Five Things I Hate About C#

Inspired by Brian D. Foy’s entry and Titus Brown’s one for Python, here are five things I hate about C#:

  1. You can’t have methods whose signatures differ only in their return values. I think I understand why it might not have been a good idea in the past, but with VisualStudio.NET I don’t see how anyone could get confused any longer.
  2. You can split a class into partial classes. Why you’d want to do that is beyond me. Luckily, it’s a 2.0 thing so I was able to refrain from seeing it for most of my development life.
  3. virtual. I hate how you have to explicitly state which methods can be overridden by descendents.
  4. Constructor chaining. I wish it could be done like normal method overloading where you can have the constructor do something and then call another constructor. Again, I understand why that’s not feasible since the CLR would have to divine when a constructor was being called by another constructor versus a normal call to limit object creation. But the way that it’s handled currently obscures what’s actually happening when it treats the called constructor as a sort of pass-through to another one.
  5. Documentation. This appears to be a universal language complaint. MSDN is quite comprehensive but shallow at the same time. Everything is minimally documented and I can generally start there. But I can almost never end there: I invariably have to go to places like CodeProject in order to get a decent example of the syntax in action. Even that is generally not the final word because I usually then have to go to the blogs to see if there’s any “gotchas” involved in using the language construct. Oh, and MSDN does a horrible job of differentiating between .NET 1.1 and .NET 2.0—something I desperately need because I’m currently working in both versions of the framework.

That was a lot tougher than I thought. I had to comb through the code to find things that I hated that were specifically C# and not ASP.NET. C# is really quite a lovely language. In general, it’s the bee’s pajamas.

Just for grins, here’s five things I hate about ASP.NET:

  1. WebControls. Yes, I generally can’t stand WebControls. I’m quite obsessive about my HTML and CSS; a lot of that combination’s power is stripped away when you use a WebControl because Microsoft makes a lot of assumptions about how you’re going to be using them.
  2. AutoEventWireup defaults to true in 2.0. Okay, so I just talked about this one
  3. but it’s so wrong to change the default like that.
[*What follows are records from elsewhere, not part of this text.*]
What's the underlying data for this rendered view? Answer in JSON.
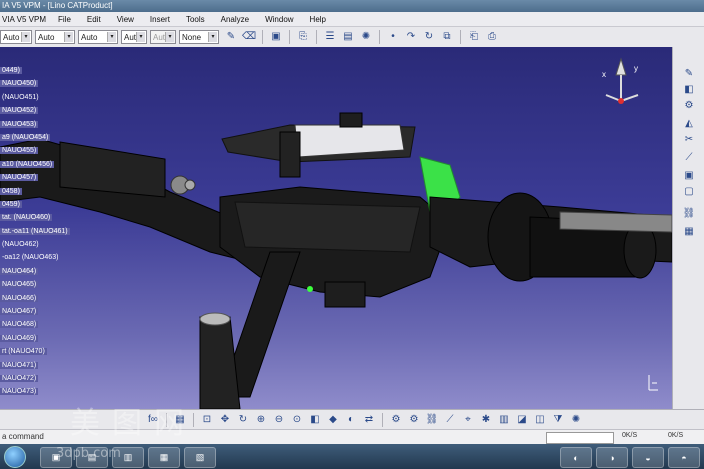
{
  "window": {
    "title": "IA V5 VPM - [Lino CATProduct]"
  },
  "menu": {
    "app_label": "VIA V5 VPM",
    "items": [
      "File",
      "Edit",
      "View",
      "Insert",
      "Tools",
      "Analyze",
      "Window",
      "Help"
    ]
  },
  "toolbar": {
    "combos": [
      {
        "value": "Auto",
        "disabled": false
      },
      {
        "value": "Auto",
        "disabled": false
      },
      {
        "value": "Auto",
        "disabled": false
      },
      {
        "value": "Aut",
        "disabled": false
      },
      {
        "value": "Aut",
        "disabled": true
      },
      {
        "value": "None",
        "disabled": false
      }
    ]
  },
  "tree": {
    "items": [
      {
        "label": "0449)",
        "highlight": true
      },
      {
        "label": "NAUO450)",
        "highlight": true
      },
      {
        "label": "(NAUO451)",
        "highlight": false
      },
      {
        "label": "NAUO452)",
        "highlight": true
      },
      {
        "label": "NAUO453)",
        "highlight": true
      },
      {
        "label": "a9 (NAUO454)",
        "highlight": true
      },
      {
        "label": "NAUO455)",
        "highlight": true
      },
      {
        "label": "a10 (NAUO456)",
        "highlight": true
      },
      {
        "label": "NAUO457)",
        "highlight": true
      },
      {
        "label": "0458)",
        "highlight": true
      },
      {
        "label": "0459)",
        "highlight": true
      },
      {
        "label": "tat. (NAUO460)",
        "highlight": true
      },
      {
        "label": "tat.-oa11 (NAUO461)",
        "highlight": true
      },
      {
        "label": "(NAUO462)",
        "highlight": false
      },
      {
        "label": "-oa12 (NAUO463)",
        "highlight": false
      },
      {
        "label": "NAUO464)",
        "highlight": true
      },
      {
        "label": "NAUO465)",
        "highlight": true
      },
      {
        "label": "NAUO466)",
        "highlight": true
      },
      {
        "label": "NAUO467)",
        "highlight": true
      },
      {
        "label": "NAUO468)",
        "highlight": true
      },
      {
        "label": "NAUO469)",
        "highlight": true
      },
      {
        "label": "rt   (NAUO470)",
        "highlight": true
      },
      {
        "label": "NAUO471)",
        "highlight": true
      },
      {
        "label": "NAUO472)",
        "highlight": true
      },
      {
        "label": "NAUO473)",
        "highlight": true
      }
    ]
  },
  "compass": {
    "x_label": "x",
    "y_label": "y"
  },
  "status": {
    "prompt": "a command",
    "speed1": "0K/S",
    "speed2": "0K/S"
  },
  "watermark": {
    "text": "美图网",
    "url": "3dpb.com"
  },
  "colors": {
    "viewport_top": "#2a2a78",
    "viewport_bottom": "#8f8ccb",
    "tree_highlight": "#5b5ba0",
    "selection_green": "#3cff3c"
  }
}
  4. Application event lifecycle. There’s really no adequate documentation about the ASP.NET sequence of events. This article from Peter Bromberg was the best I found. I ended up spending a lot of time in debugging trying to determine what is available when in the event sequence.
  5. I hate ViewState. It is nothing but massive bloat and there’s almost always a better way of storing data. I’ve also had several utterly inexplicable errors caused by ViewState corruption or changing.
  6. PostBack. There’s a reason why the <form> tag has an action attribute, Microsoft. I know that the Javascript trickery involved in POSTing to the same page allows for some nice automagical black-boxing. I just don’t like that model of Web application development.

That one was a whole lot easier. I had to limit myself to just five.

Advertisements

%d bloggers like this: